Instructions for the task - Lines with "your" in them are to be located in the listing below and copied.

Data for review -
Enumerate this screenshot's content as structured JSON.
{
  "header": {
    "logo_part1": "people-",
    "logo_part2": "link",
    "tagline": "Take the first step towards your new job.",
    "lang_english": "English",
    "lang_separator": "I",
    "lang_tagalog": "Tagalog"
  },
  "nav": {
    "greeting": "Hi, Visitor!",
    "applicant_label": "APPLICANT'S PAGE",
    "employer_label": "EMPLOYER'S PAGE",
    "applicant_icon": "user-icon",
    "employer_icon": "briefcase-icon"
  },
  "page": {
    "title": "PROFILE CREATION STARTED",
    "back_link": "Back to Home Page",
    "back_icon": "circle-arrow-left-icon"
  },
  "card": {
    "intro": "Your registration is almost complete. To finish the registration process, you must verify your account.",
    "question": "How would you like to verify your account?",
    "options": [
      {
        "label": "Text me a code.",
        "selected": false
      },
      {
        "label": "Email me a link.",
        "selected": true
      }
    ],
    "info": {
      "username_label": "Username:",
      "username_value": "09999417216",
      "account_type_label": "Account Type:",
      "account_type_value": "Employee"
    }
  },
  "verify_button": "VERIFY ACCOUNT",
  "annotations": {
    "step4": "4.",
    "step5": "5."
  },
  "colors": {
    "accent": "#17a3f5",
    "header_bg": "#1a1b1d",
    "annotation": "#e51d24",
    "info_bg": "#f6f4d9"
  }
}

Output for this task -
    "tagline": "Take the first step towards your new job.",
    "intro": "Your registration is almost complete. To finish the registration process, you must verify your account.",
    "question": "How would you like to verify your account?",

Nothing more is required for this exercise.